Shin Megami Tensei III: Nocturne is one of legendary director Katsura Hashino’s earliest works. As aforementioned, the game is far darker than his work on Persona. The story revolves around a high school student who transforms into the demonic Demi-fiend after the world undergoes Conception. This sees him wake up to a post-apocalyptic Tokyo filled with demons. As he explores the newly named “Vortex World”, he meets up with old and new acquaintances and friends- with some seeking out to ally with a powerful entity from the Shadow Vortex and create their own Reason (a powerful inner philosophy of life that can be used to mold the new world). Like the games in the Shin Megami Tensei and Persona series, this game has multiple endings which makes it have more replayability than most JRPGs.
The gameplay is evergreen. While it’s your standard turn based routine, Shin Megami Tensei III: Nocturne has that eccentric edge the series is known for where you ally yourself with demons that you can recruit, or fuse to become even stronger demons. Recruiting is fun by itself, where you can negotiate with them by answering their questions, influencing a few conversations by flattering, or even by bribing with Macca or items.
The game was one of the first in the Shin Megami Tensei series to use 3D graphics with a third person camera perspective, and surprisingly, the character and enemy models still hold up pretty well even in 2021 with only lip-sync being substandard compared to the Atlus JRPGs we have now. Environment design and details are sparse, but pull off their aesthetics well. The omission of a 60 FPS mode on all platforms is a huge bummer. Another issue with the remaster is that while most graphics are now on a higher resolution; we cannot say the same about the CG scenes (which aren’t given the same loving care as the rest of the remaster).

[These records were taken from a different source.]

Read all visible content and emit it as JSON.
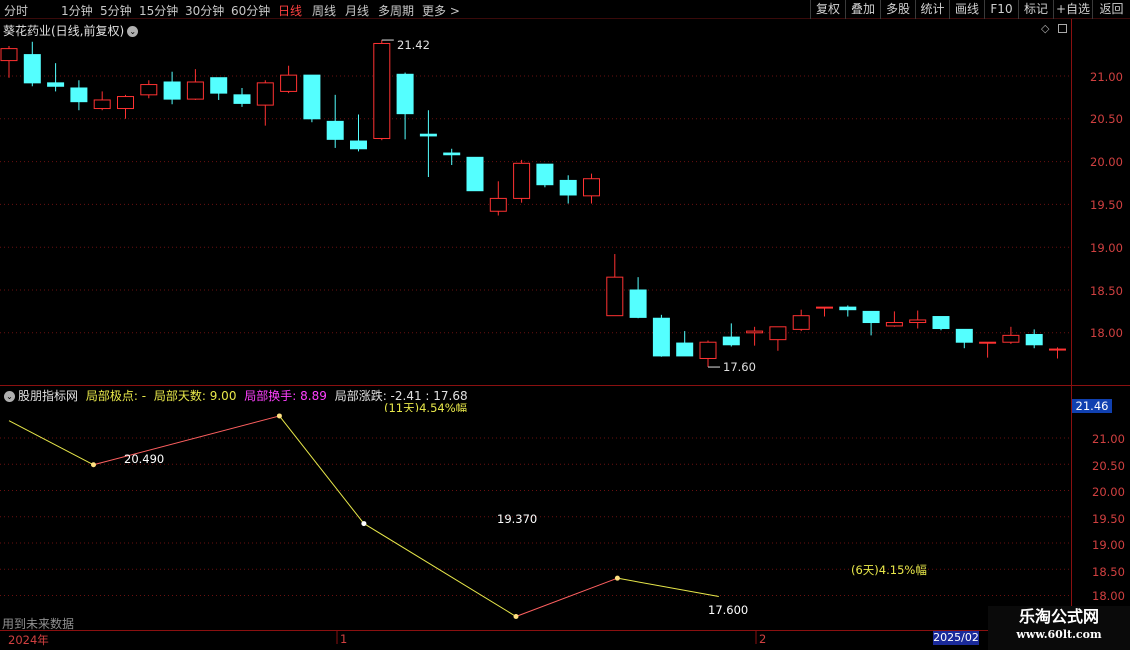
{
  "toolbar": {
    "periods": [
      "分时",
      "1分钟",
      "5分钟",
      "15分钟",
      "30分钟",
      "60分钟",
      "日线",
      "周线",
      "月线",
      "多周期",
      "更多 >"
    ],
    "active_period": "日线",
    "tools": [
      "复权",
      "叠加",
      "多股",
      "统计",
      "画线",
      "F10",
      "标记",
      "+自选",
      "返回"
    ]
  },
  "main_chart": {
    "title": "葵花药业(日线,前复权)",
    "y_ticks": [
      "21.00",
      "20.50",
      "20.00",
      "19.50",
      "19.00",
      "18.50",
      "18.00"
    ],
    "high_label": "21.42",
    "low_label": "17.60"
  },
  "indicator": {
    "name": "股朋指标网",
    "local_extreme": "局部极点: -",
    "local_days": "局部天数: 9.00",
    "local_turnover": "局部换手: 8.89",
    "local_change": "局部涨跌: -2.41 : 17.68",
    "y_ticks": [
      "21.00",
      "20.50",
      "20.00",
      "19.50",
      "19.00",
      "18.50",
      "18.00"
    ],
    "price_badge": "21.46",
    "labels": {
      "p1": "20.490",
      "p2": "(11天)4.54%幅",
      "p3": "19.370",
      "p4": "17.600",
      "p5": "(6天)4.15%幅"
    },
    "future_note": "用到未来数据"
  },
  "colors": {
    "up": "#ff3232",
    "down": "#54ffff",
    "indicator_yellow": "#e8e84a",
    "indicator_red": "#ff6060",
    "axis": "#8a1010"
  },
  "chart_data": {
    "type": "candlestick",
    "candles": [
      {
        "o": 21.18,
        "h": 21.35,
        "l": 20.98,
        "c": 21.32
      },
      {
        "o": 21.25,
        "h": 21.4,
        "l": 20.88,
        "c": 20.92
      },
      {
        "o": 20.92,
        "h": 21.15,
        "l": 20.82,
        "c": 20.88
      },
      {
        "o": 20.86,
        "h": 20.95,
        "l": 20.6,
        "c": 20.7
      },
      {
        "o": 20.62,
        "h": 20.82,
        "l": 20.6,
        "c": 20.72
      },
      {
        "o": 20.62,
        "h": 20.78,
        "l": 20.5,
        "c": 20.76
      },
      {
        "o": 20.78,
        "h": 20.95,
        "l": 20.74,
        "c": 20.9
      },
      {
        "o": 20.93,
        "h": 21.05,
        "l": 20.67,
        "c": 20.73
      },
      {
        "o": 20.73,
        "h": 21.08,
        "l": 20.72,
        "c": 20.93
      },
      {
        "o": 20.98,
        "h": 20.98,
        "l": 20.72,
        "c": 20.8
      },
      {
        "o": 20.78,
        "h": 20.86,
        "l": 20.64,
        "c": 20.68
      },
      {
        "o": 20.66,
        "h": 20.95,
        "l": 20.42,
        "c": 20.92
      },
      {
        "o": 20.82,
        "h": 21.12,
        "l": 20.8,
        "c": 21.01
      },
      {
        "o": 21.01,
        "h": 21.01,
        "l": 20.46,
        "c": 20.5
      },
      {
        "o": 20.47,
        "h": 20.78,
        "l": 20.16,
        "c": 20.26
      },
      {
        "o": 20.24,
        "h": 20.55,
        "l": 20.12,
        "c": 20.15
      },
      {
        "o": 20.27,
        "h": 21.42,
        "l": 20.25,
        "c": 21.38
      },
      {
        "o": 21.02,
        "h": 21.04,
        "l": 20.26,
        "c": 20.56
      },
      {
        "o": 20.32,
        "h": 20.6,
        "l": 19.82,
        "c": 20.3
      },
      {
        "o": 20.1,
        "h": 20.15,
        "l": 19.96,
        "c": 20.08
      },
      {
        "o": 20.05,
        "h": 20.05,
        "l": 19.66,
        "c": 19.66
      },
      {
        "o": 19.42,
        "h": 19.77,
        "l": 19.37,
        "c": 19.57
      },
      {
        "o": 19.57,
        "h": 20.02,
        "l": 19.52,
        "c": 19.98
      },
      {
        "o": 19.97,
        "h": 19.97,
        "l": 19.7,
        "c": 19.73
      },
      {
        "o": 19.78,
        "h": 19.84,
        "l": 19.51,
        "c": 19.61
      },
      {
        "o": 19.6,
        "h": 19.86,
        "l": 19.51,
        "c": 19.8
      },
      {
        "o": 18.2,
        "h": 18.92,
        "l": 18.2,
        "c": 18.65
      },
      {
        "o": 18.5,
        "h": 18.65,
        "l": 18.17,
        "c": 18.18
      },
      {
        "o": 18.17,
        "h": 18.21,
        "l": 17.72,
        "c": 17.73
      },
      {
        "o": 17.88,
        "h": 18.02,
        "l": 17.73,
        "c": 17.73
      },
      {
        "o": 17.7,
        "h": 17.91,
        "l": 17.6,
        "c": 17.89
      },
      {
        "o": 17.95,
        "h": 18.11,
        "l": 17.84,
        "c": 17.86
      },
      {
        "o": 18.0,
        "h": 18.07,
        "l": 17.85,
        "c": 18.02
      },
      {
        "o": 17.92,
        "h": 18.07,
        "l": 17.79,
        "c": 18.07
      },
      {
        "o": 18.04,
        "h": 18.27,
        "l": 18.02,
        "c": 18.2
      },
      {
        "o": 18.29,
        "h": 18.3,
        "l": 18.19,
        "c": 18.3
      },
      {
        "o": 18.3,
        "h": 18.32,
        "l": 18.19,
        "c": 18.27
      },
      {
        "o": 18.25,
        "h": 18.25,
        "l": 17.97,
        "c": 18.12
      },
      {
        "o": 18.08,
        "h": 18.25,
        "l": 18.07,
        "c": 18.12
      },
      {
        "o": 18.12,
        "h": 18.26,
        "l": 18.05,
        "c": 18.15
      },
      {
        "o": 18.19,
        "h": 18.19,
        "l": 18.03,
        "c": 18.05
      },
      {
        "o": 18.04,
        "h": 18.04,
        "l": 17.82,
        "c": 17.89
      },
      {
        "o": 17.88,
        "h": 17.88,
        "l": 17.71,
        "c": 17.89
      },
      {
        "o": 17.89,
        "h": 18.07,
        "l": 17.87,
        "c": 17.97
      },
      {
        "o": 17.98,
        "h": 18.04,
        "l": 17.82,
        "c": 17.86
      },
      {
        "o": 17.81,
        "h": 17.83,
        "l": 17.7,
        "c": 17.81
      }
    ],
    "indicator_points": [
      {
        "i": 0,
        "v": 21.33
      },
      {
        "i": 5,
        "v": 20.49
      },
      {
        "i": 16,
        "v": 21.42
      },
      {
        "i": 21,
        "v": 19.37
      },
      {
        "i": 30,
        "v": 17.6
      },
      {
        "i": 36,
        "v": 18.33
      },
      {
        "i": 42,
        "v": 17.98
      }
    ],
    "x_labels": [
      "2024年",
      "1",
      "2",
      "2025/02"
    ]
  }
}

Unsurprisingly, the music holds up and is one of the best things about the game, as with others in the Shin Megami Tensei series. Composed by Shoji Meguro with additional work by Kenichi Tsuchiya and Toshiko Tasaki, Shin Megami Tensei III: Nocturne’s music and sound design does not have the flourishing of recent games from Atlus, but remains catchy and memorable even after all these years.
Shin Megami Tensei III: Nocturne remains one of the all time classics in the PlayStation 2 era, and is worth playing by new and old fans of the JRPG genre. The only issue I have is that Atlus has excluded some very cool features into the Digital Deluxe Edition which is also available as DLC. While the basic package still gives you features like additional difficulty levels, suspend save states, voiced Japanese or English VO, and an alternate branch with series favorite Raidou Kuzunoha, it lacks the Maniax pack, where you can use Dante from the Devil May Cry series in place of Raidou. Even so though, I would say it is a must buy for any JRPG fan.
A review code was provided by SEGA Europe
Developer: Atlus / Publisher: SEGA|Atlus
Release date: 25/05/2021
Platforms: PlayStation 4, Nintendo Switch, and PC
Version Reviewed: PS4